Once implanted, the artificial discs are expected to last a life-time but experts say an analysis of several discs that were removed from patients showed wear similar to that found in artificial hips and knees that typically last up to 10 years. While this might be acceptable in older patients, they say, it is not acceptable for younger patients who would have to undergo life-threatening surgery to remove the disc once it wears out.
Since the Charite was approved for use in the US, more than 5,000 patients have received the implant, according to DePuy Spine's vice president, Bill Christianson, in USA Today on July 25, 2006.
However, as of the same month, July 2006, the FDA had received more than 130 reports of serious adverse events associated with the Chirate.
In addition, the Houston law firm of Pulaski and Middleman, leads a group of firms that represent over 350 patients who have been injured by the Charite. And according the Street.com on June 5, 2006, a Chicago law firm has more than 200 clients who have suffered complications from the disc and are seeking reparations.
Some experts are predicting that in the not too distant future the situation will get much worse and there will be a surge of patients who will experience complications which will be extremely problematic because the disc removal surgery can be more dangerous than the original implant procedure.
According to the Texas Back Institute’s Center for Spine Arthroplasty, in the standard artificial disc implantation procedure, two surgeons work together:
"A general surgeon approaches the spine through an incision in the abdomen and carefully moves blood vessels and internal organs out of the way to provide access to the spine. A spine surgeon then removes the damaged disc to create a space between two vertebrae for the implantation of the artificial disc, which is done using fluoroscopic guidance. Generally, the procedure takes about 60 to 90 minutes for a single level."

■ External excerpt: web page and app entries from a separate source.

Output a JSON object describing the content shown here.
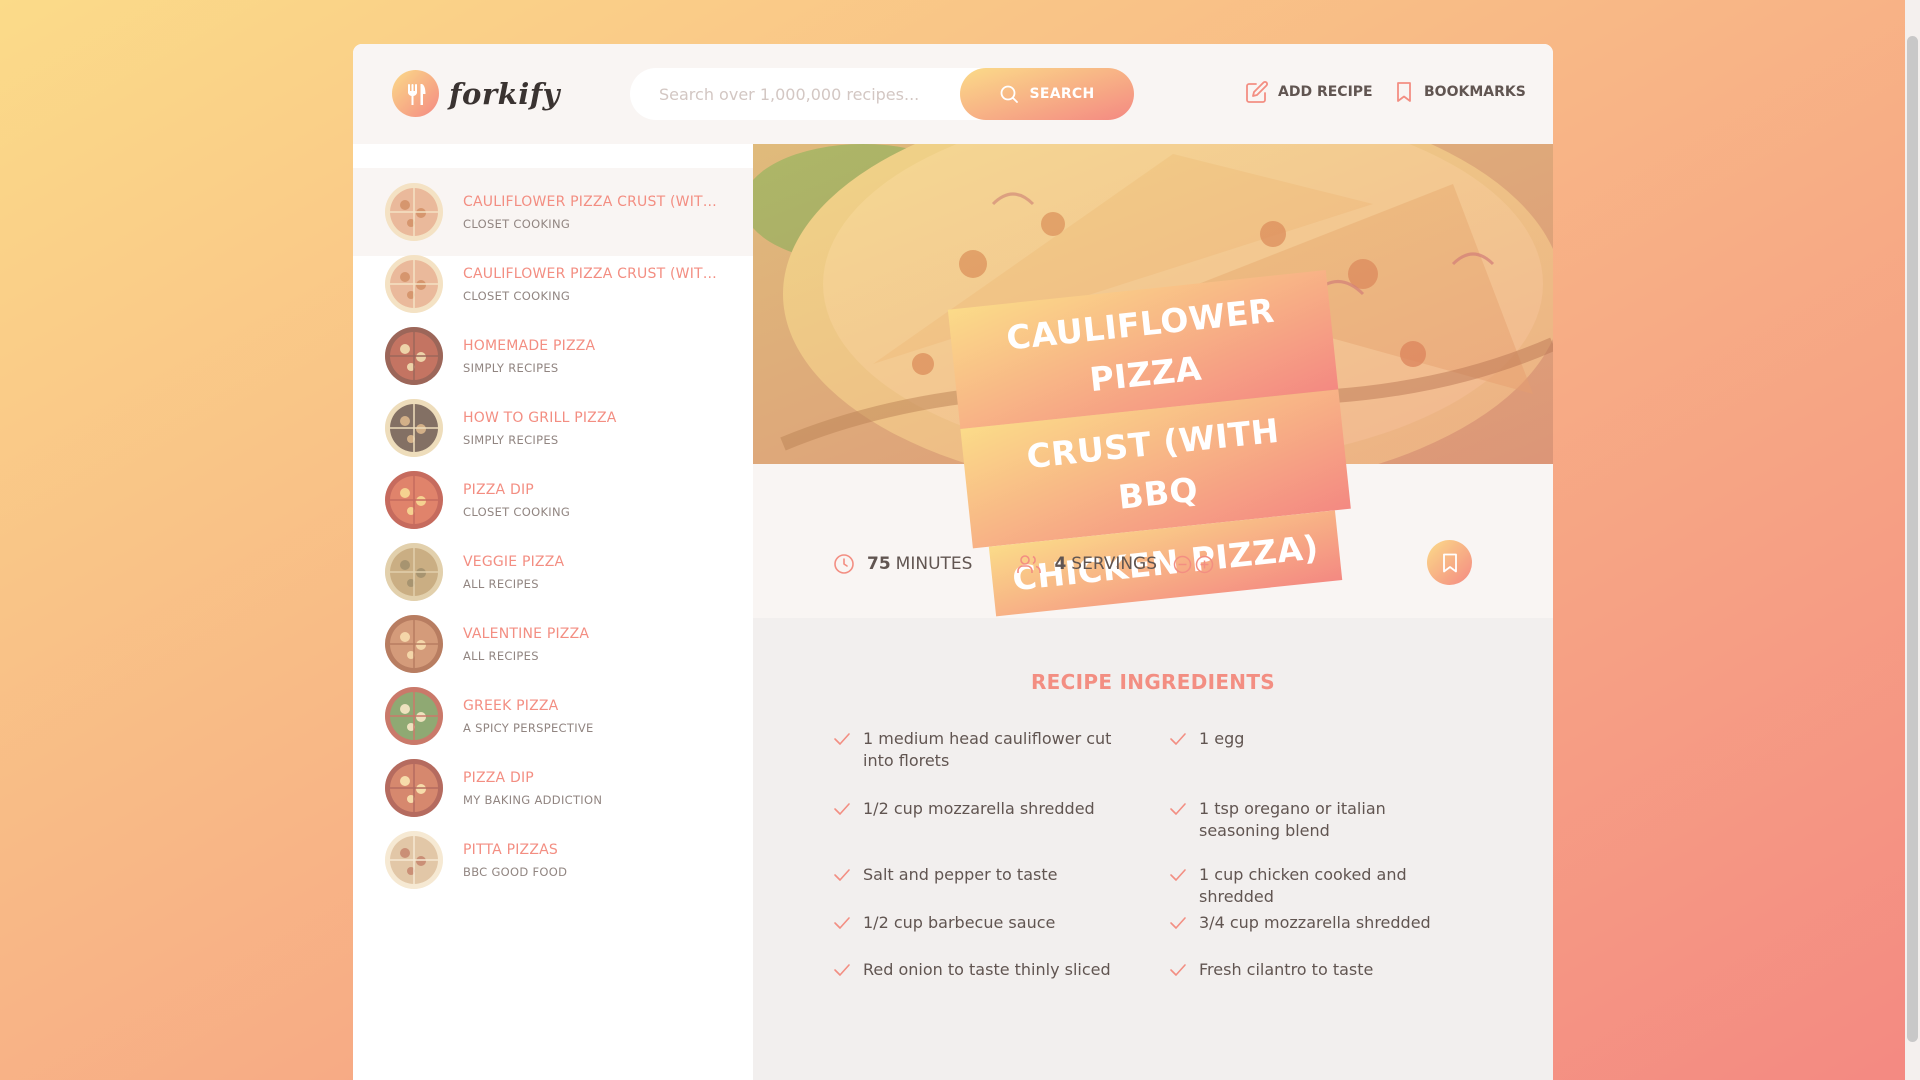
{
  "header": {
    "logo_text": "forkify",
    "search_placeholder": "Search over 1,000,000 recipes...",
    "search_button": "SEARCH",
    "add_recipe": "ADD RECIPE",
    "bookmarks": "BOOKMARKS"
  },
  "results": [
    {
      "title": "CAULIFLOWER PIZZA CRUST (WITH BBQ CHICKEN PIZZA)",
      "publisher": "CLOSET COOKING",
      "active": true
    },
    {
      "title": "CAULIFLOWER PIZZA CRUST (WITH BBQ CHICKEN PIZZA)",
      "publisher": "CLOSET COOKING",
      "active": false
    },
    {
      "title": "HOMEMADE PIZZA",
      "publisher": "SIMPLY RECIPES",
      "active": false
    },
    {
      "title": "HOW TO GRILL PIZZA",
      "publisher": "SIMPLY RECIPES",
      "active": false
    },
    {
      "title": "PIZZA DIP",
      "publisher": "CLOSET COOKING",
      "active": false
    },
    {
      "title": "VEGGIE PIZZA",
      "publisher": "ALL RECIPES",
      "active": false
    },
    {
      "title": "VALENTINE PIZZA",
      "publisher": "ALL RECIPES",
      "active": false
    },
    {
      "title": "GREEK PIZZA",
      "publisher": "A SPICY PERSPECTIVE",
      "active": false
    },
    {
      "title": "PIZZA DIP",
      "publisher": "MY BAKING ADDICTION",
      "active": false
    },
    {
      "title": "PITTA PIZZAS",
      "publisher": "BBC GOOD FOOD",
      "active": false
    }
  ],
  "recipe": {
    "title_lines": [
      "CAULIFLOWER PIZZA",
      "CRUST (WITH BBQ",
      "CHICKEN PIZZA)"
    ],
    "minutes_value": "75",
    "minutes_label": "MINUTES",
    "servings_value": "4",
    "servings_label": "SERVINGS",
    "ingredients_heading": "RECIPE INGREDIENTS",
    "ingredients": [
      "1 medium head cauliflower cut into florets",
      "1 egg",
      "1/2 cup mozzarella shredded",
      "1 tsp oregano or italian seasoning blend",
      "Salt and pepper to taste",
      "1 cup chicken cooked and shredded",
      "1/2 cup barbecue sauce",
      "3/4 cup mozzarella shredded",
      "Red onion to taste thinly sliced",
      "Fresh cilantro to taste"
    ]
  },
  "colors": {
    "accent": "#f38e82",
    "gradient_start": "#fbdb89",
    "gradient_end": "#f48982",
    "panel_bg": "#f9f5f3"
  }
}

Although the disc implant surgery described above sounds simple enough, if problems develop, experts say, corrective procedures are far more complicated, if they can be done at all. According to Santos et al:
“Revisions surgery for a failed disc arthroplasty is life threatening. Dealing with the scarring around the great vessels is the main challenge.
"Indeed, the location of vital vascular structures may make it altogether impossible to perform such anterior abdominal exposures.”
Experts say that other postoperative difficulties such as infection, persistent pain, instability, and osteolysis can also occur.
Many critics fault the FDA for approving the Charite in the first place. The original 2-year study submitted to the FDA in support of the application for approval, showed only that the disc worked no worse than one specific outdated type of spinal fusion surgery.
But even when compared to a procedure hardly used anymore, the study found that only 57% of Charite patients achieved "overall clinical success," compared with 47% in the spinal fusion patients, and more than 3 out of every 5 Charite patients, reported as successes, were still taking narcotic painkillers 2 years after the surgery, compared to 4 of 5 patients in the control group.
In addition, the study found Charite patients suffered more severe or life-threatening adverse events than patients in the spinal fusion group by a difference of 15% and 9%, according to an FDA review.
Amidst allegations that the expensive Charite disc replacement was being overly performed on Medicare patients with poor results, the government recently took measures to put a stop to that situation. On June 1, 2006, the Centers for Medicare & Medicaid Services finalized its national noncoverage decision regarding the Charite disc, banning reimbursement for the device among recipients over the age of 60.
"The Centers for Medicare & Medicaid Services has found that lumbar artificial disc replacement ... with the Charite lumbar artificial disc is not reasonable and necessary for the Medicare population over sixty years of age," the CMS decision said.
And just as expected, many private insurance companies have followed suit.